The Standardized Program Evaluation Protocol (SPEP™) is a scoring system. It is used to estimate the impact of juvenile justice programs on reducing recidivism. The SPEP is a validated and data-driven rating system for evaluating program effectiveness.
The SPEP uses research on juvenile justice programs that reduce recidivism. To determine a SPEP score, the provider’s services are compared to characteristics of effective programs in the research.
Four characteristics of juvenile programs have been shown to predict reduced youth recidivism:
- service type,
- quality of service, and
- risk levels of the youth
Using the SPEP scoring system, these characteristics of juvenile services can be evaluated to determine approximately how effective a program will be in reducing recidivism.
SPEP is based on research conducted by Dr. Mark Lipsey of Peabody Research Institute at Vanderbilt University.
EPIS’ Role with SPEP
EPIS works closely with juvenile probation departments and juvenile justice service providers to conduct the SPEP. From preparing for the SPEP, to making sense of the assessment findings, to performance improvement, our SPEP staff are involved every step of the way. Vanderbilt-certified SPEP trainers are available to answer questions about any part of the SPEP or to assist in understanding what a SPEP score means.

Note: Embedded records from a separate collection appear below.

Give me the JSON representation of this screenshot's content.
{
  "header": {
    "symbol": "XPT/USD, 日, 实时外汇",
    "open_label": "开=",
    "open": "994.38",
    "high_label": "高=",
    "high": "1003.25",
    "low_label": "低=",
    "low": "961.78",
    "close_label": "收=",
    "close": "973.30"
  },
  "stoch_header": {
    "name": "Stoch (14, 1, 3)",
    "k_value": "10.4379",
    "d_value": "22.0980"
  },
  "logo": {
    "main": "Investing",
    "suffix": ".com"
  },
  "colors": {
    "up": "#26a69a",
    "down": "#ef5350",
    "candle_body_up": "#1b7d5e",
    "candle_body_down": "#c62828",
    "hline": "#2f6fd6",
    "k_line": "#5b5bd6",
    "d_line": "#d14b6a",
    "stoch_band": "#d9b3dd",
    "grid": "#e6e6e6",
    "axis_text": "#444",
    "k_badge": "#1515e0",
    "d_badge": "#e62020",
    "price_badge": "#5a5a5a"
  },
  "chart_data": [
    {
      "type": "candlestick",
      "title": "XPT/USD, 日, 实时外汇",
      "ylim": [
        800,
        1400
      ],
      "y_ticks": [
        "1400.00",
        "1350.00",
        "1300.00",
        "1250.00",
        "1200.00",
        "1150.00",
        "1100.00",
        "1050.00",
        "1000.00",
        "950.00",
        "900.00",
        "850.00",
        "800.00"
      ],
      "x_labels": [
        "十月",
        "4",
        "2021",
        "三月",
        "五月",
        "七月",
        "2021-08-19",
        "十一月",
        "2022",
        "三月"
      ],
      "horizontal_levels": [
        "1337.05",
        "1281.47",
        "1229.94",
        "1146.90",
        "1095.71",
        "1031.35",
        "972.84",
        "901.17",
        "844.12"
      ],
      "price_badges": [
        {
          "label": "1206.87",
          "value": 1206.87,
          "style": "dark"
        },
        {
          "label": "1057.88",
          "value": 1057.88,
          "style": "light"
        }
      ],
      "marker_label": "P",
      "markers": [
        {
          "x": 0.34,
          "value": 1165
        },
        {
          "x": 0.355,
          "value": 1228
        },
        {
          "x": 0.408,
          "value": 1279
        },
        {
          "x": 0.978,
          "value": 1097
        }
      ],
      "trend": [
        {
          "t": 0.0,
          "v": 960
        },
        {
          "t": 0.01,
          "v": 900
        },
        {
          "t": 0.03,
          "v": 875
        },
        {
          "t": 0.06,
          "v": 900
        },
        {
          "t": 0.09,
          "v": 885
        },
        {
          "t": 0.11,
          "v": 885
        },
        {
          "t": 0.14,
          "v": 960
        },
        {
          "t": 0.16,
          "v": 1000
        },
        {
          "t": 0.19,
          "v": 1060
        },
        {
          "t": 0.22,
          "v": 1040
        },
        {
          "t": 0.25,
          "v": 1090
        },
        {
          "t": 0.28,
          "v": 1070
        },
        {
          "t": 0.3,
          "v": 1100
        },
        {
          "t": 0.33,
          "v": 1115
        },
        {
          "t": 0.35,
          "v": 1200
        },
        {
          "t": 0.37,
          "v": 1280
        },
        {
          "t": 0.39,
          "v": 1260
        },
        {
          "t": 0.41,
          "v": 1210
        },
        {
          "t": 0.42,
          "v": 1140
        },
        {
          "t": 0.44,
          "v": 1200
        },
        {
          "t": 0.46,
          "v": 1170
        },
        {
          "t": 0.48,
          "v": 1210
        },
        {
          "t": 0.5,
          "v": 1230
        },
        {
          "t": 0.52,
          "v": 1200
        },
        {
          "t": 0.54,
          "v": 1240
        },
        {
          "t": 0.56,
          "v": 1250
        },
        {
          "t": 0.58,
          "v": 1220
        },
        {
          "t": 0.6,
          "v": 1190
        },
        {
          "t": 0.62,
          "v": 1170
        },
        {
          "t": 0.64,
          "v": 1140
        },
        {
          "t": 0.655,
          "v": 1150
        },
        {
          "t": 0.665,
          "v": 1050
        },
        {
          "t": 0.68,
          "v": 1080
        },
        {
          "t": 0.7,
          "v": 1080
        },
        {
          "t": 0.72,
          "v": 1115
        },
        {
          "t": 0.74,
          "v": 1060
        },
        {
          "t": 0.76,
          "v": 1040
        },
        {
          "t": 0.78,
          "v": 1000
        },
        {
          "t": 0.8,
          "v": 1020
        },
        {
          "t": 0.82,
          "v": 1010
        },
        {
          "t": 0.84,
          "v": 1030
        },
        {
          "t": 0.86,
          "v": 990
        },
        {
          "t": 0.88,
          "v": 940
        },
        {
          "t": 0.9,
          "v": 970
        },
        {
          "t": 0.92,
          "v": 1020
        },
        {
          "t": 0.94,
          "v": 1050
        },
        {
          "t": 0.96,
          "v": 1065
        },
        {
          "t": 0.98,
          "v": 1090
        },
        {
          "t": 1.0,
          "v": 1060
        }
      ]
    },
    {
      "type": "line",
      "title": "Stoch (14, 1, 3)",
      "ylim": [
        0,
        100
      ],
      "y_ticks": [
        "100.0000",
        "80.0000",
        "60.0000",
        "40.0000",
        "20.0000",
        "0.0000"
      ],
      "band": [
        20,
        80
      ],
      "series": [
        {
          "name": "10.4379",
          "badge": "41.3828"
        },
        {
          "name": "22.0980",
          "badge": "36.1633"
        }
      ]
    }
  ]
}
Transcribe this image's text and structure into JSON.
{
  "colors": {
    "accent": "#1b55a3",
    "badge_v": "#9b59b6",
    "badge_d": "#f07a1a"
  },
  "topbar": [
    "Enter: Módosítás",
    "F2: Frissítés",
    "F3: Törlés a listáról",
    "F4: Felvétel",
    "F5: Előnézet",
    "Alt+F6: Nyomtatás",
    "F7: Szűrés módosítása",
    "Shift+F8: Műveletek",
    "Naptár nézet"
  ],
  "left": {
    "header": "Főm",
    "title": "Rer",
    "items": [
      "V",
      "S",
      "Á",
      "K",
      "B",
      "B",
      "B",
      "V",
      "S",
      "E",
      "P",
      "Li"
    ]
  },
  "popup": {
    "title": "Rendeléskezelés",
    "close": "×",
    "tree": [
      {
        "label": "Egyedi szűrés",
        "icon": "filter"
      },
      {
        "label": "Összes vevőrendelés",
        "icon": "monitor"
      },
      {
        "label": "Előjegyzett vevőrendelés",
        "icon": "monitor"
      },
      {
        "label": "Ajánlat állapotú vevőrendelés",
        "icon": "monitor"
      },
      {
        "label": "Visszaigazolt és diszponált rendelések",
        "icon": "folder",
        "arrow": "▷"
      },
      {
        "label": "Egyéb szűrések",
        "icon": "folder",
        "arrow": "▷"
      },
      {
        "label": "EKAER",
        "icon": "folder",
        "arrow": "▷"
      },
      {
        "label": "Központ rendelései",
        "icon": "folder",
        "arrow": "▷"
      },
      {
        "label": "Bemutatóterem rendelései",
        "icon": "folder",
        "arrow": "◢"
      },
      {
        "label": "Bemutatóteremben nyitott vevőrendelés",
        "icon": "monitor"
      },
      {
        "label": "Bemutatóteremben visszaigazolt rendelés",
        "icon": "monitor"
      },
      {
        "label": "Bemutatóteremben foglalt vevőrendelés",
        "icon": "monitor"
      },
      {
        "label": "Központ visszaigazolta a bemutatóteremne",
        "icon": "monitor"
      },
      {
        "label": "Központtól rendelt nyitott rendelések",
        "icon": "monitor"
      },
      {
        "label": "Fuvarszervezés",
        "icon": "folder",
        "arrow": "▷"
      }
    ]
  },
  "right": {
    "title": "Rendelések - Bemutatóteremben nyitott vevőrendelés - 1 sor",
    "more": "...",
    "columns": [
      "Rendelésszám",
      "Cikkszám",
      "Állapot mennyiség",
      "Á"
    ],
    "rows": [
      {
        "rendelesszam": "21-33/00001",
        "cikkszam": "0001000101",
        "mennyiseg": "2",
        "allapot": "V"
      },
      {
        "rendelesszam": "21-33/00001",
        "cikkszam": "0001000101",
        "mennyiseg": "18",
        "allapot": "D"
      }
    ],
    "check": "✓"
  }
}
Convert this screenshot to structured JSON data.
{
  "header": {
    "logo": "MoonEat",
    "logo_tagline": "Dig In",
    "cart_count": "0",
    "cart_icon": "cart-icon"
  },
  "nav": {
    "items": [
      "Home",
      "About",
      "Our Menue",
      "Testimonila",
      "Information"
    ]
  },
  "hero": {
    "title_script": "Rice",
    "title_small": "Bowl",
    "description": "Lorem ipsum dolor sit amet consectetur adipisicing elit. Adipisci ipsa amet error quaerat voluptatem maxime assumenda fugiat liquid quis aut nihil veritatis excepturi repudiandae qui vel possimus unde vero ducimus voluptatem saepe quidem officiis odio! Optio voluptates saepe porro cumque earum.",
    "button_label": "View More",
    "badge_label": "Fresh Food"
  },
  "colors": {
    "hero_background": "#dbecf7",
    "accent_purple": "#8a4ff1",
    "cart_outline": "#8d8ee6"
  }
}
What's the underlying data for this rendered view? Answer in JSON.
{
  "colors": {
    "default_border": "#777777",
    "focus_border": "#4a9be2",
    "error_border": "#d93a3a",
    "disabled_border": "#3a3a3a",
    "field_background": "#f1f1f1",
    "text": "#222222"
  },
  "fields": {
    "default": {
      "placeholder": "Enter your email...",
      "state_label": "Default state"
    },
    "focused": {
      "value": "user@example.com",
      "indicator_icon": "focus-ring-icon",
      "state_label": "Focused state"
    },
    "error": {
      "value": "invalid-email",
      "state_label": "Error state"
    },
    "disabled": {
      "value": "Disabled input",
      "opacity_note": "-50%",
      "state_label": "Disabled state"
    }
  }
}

For more information on the SPEP program, visit the EPIS website.